## Task prompt
Out of the data below, copy every line with the string "Services".

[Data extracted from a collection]
++++++++
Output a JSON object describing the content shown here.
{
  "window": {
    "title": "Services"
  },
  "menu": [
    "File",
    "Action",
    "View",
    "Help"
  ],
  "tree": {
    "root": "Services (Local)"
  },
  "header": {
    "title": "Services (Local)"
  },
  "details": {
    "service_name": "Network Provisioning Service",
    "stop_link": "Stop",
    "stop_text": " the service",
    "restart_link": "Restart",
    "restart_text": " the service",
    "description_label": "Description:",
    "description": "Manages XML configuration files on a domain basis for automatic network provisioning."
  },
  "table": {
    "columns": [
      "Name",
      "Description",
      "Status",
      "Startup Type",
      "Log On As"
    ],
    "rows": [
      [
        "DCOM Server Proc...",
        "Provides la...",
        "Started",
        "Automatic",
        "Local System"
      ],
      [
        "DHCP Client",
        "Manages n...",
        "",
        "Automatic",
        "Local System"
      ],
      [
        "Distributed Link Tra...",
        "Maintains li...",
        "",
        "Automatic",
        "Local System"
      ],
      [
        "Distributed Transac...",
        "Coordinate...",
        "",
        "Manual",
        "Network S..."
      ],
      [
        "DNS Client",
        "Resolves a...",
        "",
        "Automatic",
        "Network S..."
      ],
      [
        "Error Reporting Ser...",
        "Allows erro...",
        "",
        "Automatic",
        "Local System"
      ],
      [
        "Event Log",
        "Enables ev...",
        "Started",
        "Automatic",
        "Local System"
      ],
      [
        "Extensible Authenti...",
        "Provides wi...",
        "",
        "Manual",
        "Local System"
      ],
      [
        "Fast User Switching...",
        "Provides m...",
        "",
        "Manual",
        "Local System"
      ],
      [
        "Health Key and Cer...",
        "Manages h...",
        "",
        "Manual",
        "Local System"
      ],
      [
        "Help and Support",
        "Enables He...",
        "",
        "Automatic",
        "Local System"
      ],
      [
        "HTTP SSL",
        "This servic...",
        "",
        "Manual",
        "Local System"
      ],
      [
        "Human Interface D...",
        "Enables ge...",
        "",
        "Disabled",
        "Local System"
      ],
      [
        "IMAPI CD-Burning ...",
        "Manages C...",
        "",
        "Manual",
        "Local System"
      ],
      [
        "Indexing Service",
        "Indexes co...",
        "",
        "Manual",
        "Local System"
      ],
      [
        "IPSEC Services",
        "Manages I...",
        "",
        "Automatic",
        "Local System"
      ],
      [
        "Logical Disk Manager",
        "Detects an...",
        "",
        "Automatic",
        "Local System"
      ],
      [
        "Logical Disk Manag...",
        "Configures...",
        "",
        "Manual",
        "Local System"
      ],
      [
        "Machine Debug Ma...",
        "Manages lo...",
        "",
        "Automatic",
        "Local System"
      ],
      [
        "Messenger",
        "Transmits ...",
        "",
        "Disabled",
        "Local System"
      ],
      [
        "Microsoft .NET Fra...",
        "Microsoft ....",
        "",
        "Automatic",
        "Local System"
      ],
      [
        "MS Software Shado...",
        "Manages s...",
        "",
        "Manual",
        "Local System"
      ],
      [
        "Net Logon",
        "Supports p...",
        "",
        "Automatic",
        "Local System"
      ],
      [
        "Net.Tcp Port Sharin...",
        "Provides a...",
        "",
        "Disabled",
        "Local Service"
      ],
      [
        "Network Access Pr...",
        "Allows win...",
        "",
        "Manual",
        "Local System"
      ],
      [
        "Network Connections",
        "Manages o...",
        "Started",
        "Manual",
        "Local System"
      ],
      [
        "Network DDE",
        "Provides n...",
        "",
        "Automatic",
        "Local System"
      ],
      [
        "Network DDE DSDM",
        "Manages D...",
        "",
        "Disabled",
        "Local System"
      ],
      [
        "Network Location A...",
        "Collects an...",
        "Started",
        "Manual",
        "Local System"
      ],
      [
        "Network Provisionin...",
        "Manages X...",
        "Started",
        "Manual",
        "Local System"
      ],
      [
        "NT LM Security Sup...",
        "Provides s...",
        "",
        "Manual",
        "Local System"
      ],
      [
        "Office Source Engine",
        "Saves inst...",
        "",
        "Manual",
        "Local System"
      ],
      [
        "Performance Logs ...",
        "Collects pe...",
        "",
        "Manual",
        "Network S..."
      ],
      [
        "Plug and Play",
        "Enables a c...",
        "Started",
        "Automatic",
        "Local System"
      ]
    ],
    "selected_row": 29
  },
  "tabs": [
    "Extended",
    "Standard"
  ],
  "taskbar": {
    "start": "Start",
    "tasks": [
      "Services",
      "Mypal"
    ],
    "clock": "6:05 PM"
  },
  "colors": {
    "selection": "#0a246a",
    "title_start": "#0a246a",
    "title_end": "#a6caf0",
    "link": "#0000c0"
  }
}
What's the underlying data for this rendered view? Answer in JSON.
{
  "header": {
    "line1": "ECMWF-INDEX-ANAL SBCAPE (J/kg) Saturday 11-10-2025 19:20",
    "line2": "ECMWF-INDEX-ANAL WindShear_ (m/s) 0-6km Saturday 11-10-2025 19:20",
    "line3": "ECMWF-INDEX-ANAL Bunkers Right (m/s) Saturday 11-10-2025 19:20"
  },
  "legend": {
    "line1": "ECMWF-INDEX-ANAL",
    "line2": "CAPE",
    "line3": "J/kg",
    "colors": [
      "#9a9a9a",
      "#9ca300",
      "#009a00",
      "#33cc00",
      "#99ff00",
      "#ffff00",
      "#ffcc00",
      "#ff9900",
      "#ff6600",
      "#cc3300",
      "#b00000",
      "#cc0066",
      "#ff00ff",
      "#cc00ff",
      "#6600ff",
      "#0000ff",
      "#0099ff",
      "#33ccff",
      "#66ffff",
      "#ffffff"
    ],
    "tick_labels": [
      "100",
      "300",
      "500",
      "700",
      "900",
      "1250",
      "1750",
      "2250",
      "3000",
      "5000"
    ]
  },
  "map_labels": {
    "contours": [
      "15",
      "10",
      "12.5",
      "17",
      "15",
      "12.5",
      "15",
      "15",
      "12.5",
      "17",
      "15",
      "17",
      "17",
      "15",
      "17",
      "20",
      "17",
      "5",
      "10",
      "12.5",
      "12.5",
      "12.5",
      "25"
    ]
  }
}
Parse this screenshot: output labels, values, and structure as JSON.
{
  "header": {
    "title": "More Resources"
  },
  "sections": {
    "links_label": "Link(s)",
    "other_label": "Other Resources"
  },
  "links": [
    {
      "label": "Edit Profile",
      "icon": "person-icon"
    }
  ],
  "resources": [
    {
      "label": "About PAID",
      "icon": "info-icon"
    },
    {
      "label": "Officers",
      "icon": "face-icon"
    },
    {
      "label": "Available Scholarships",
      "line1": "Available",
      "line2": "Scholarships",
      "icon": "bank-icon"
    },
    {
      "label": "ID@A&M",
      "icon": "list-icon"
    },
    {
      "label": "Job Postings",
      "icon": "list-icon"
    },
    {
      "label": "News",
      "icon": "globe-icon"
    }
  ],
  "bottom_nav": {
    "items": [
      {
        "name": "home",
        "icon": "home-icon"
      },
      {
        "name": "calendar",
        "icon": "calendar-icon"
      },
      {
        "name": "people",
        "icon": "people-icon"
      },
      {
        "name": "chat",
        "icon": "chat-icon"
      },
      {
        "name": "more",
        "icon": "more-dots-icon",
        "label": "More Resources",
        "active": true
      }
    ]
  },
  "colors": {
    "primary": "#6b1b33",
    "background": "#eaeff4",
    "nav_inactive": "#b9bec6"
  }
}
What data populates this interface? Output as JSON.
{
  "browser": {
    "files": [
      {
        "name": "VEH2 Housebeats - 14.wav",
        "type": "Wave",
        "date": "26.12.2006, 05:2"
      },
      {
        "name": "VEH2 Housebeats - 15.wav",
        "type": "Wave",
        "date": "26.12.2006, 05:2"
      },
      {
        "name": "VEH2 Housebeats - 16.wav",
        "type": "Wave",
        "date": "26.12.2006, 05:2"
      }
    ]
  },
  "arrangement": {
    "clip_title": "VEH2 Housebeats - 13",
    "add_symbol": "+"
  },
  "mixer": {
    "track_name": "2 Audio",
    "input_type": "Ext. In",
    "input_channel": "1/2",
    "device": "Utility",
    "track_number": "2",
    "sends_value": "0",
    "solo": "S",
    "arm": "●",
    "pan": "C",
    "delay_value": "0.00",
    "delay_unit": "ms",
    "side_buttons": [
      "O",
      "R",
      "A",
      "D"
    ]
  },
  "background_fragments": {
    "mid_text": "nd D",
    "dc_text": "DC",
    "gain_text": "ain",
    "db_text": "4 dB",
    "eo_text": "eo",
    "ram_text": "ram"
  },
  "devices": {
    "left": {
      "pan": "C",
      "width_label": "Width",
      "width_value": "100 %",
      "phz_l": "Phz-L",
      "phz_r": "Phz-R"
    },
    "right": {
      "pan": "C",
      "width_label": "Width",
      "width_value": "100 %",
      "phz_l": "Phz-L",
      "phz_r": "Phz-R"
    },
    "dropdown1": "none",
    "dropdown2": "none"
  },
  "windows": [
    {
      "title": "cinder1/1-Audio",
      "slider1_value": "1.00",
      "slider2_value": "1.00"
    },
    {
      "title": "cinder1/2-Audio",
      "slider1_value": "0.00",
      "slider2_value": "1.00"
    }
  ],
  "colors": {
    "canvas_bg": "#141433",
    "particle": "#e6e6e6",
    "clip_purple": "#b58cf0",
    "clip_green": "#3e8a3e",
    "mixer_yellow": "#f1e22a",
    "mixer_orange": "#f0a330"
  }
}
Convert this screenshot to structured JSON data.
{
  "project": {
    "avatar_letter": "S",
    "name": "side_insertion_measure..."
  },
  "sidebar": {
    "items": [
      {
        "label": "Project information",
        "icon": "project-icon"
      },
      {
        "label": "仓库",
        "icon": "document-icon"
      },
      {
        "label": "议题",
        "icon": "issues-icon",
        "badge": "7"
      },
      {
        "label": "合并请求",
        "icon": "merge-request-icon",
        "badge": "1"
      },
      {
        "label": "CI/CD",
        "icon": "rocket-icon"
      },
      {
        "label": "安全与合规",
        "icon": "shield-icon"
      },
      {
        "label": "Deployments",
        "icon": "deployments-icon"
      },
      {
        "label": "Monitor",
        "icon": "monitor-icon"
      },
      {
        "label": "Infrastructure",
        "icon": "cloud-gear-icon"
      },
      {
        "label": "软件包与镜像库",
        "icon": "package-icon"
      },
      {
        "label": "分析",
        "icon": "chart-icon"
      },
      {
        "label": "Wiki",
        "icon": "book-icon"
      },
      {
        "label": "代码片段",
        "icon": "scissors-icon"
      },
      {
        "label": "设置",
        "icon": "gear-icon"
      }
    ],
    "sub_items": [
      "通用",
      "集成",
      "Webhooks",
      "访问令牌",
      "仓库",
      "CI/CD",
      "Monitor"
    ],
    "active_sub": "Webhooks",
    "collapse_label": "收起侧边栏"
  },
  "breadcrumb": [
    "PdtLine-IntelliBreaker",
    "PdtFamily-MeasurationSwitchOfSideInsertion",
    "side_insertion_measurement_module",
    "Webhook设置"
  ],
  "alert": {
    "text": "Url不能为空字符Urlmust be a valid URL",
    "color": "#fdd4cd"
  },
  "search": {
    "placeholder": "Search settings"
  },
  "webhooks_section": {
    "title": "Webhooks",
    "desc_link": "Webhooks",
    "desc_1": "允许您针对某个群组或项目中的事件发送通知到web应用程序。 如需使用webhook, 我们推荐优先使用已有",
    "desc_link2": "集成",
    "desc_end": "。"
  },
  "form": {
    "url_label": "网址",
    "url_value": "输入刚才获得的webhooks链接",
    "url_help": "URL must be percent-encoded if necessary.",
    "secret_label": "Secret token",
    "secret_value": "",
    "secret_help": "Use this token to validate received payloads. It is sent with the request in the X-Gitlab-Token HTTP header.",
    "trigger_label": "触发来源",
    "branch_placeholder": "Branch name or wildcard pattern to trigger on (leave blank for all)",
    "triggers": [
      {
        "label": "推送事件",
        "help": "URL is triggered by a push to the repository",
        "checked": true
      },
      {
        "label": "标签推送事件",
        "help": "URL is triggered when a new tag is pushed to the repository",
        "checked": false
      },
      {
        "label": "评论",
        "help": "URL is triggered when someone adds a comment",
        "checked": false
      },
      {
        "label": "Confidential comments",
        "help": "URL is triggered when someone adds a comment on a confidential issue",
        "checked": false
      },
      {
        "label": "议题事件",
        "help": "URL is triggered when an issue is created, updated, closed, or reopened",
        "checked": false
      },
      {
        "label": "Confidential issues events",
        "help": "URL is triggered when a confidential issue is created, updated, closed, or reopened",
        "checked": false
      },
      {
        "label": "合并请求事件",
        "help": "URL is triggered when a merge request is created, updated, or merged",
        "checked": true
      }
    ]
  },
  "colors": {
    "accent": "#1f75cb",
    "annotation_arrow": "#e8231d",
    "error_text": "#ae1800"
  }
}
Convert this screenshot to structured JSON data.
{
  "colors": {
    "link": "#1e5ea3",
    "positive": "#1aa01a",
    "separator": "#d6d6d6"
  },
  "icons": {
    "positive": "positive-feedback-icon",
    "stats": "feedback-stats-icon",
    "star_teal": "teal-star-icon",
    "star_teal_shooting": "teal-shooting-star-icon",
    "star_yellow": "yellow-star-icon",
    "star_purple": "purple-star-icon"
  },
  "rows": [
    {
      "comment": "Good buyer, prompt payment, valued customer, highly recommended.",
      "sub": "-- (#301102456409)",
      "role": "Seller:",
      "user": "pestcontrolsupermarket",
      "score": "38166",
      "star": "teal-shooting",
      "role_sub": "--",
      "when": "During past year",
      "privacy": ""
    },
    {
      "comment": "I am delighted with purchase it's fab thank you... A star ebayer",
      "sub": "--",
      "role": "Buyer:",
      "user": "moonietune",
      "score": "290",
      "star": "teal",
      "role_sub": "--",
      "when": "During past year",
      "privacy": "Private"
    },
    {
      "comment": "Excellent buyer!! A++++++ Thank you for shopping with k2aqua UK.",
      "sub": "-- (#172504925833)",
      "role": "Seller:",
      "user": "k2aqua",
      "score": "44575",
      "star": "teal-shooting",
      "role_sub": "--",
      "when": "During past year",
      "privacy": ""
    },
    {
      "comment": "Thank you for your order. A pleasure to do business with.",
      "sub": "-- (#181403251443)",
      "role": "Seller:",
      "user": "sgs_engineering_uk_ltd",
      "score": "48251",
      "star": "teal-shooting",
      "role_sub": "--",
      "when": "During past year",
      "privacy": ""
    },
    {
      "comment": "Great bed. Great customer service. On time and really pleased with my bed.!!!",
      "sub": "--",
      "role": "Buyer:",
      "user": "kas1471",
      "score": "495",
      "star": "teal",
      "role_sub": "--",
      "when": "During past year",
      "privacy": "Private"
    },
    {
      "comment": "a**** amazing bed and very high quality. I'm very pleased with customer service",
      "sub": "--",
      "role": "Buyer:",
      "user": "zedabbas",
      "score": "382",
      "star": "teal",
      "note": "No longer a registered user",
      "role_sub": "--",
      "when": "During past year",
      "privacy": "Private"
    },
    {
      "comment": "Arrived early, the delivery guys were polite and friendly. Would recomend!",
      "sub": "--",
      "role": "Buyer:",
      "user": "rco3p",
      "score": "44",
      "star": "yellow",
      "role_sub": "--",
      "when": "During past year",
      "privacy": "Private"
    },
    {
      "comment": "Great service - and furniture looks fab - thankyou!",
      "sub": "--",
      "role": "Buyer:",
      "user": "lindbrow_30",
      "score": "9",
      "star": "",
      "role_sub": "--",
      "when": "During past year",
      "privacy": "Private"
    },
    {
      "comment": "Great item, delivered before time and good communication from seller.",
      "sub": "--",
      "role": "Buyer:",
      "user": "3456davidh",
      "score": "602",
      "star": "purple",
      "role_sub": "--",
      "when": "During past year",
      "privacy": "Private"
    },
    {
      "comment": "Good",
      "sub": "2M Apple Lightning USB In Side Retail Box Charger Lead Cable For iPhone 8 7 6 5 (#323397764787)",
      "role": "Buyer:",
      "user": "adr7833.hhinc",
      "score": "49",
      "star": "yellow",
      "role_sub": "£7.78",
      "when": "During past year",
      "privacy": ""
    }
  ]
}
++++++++
## Response to this exercise
    "title": "Services"
    "root": "Services (Local)"
    "title": "Services (Local)"
        "IPSEC Services",
      "Services",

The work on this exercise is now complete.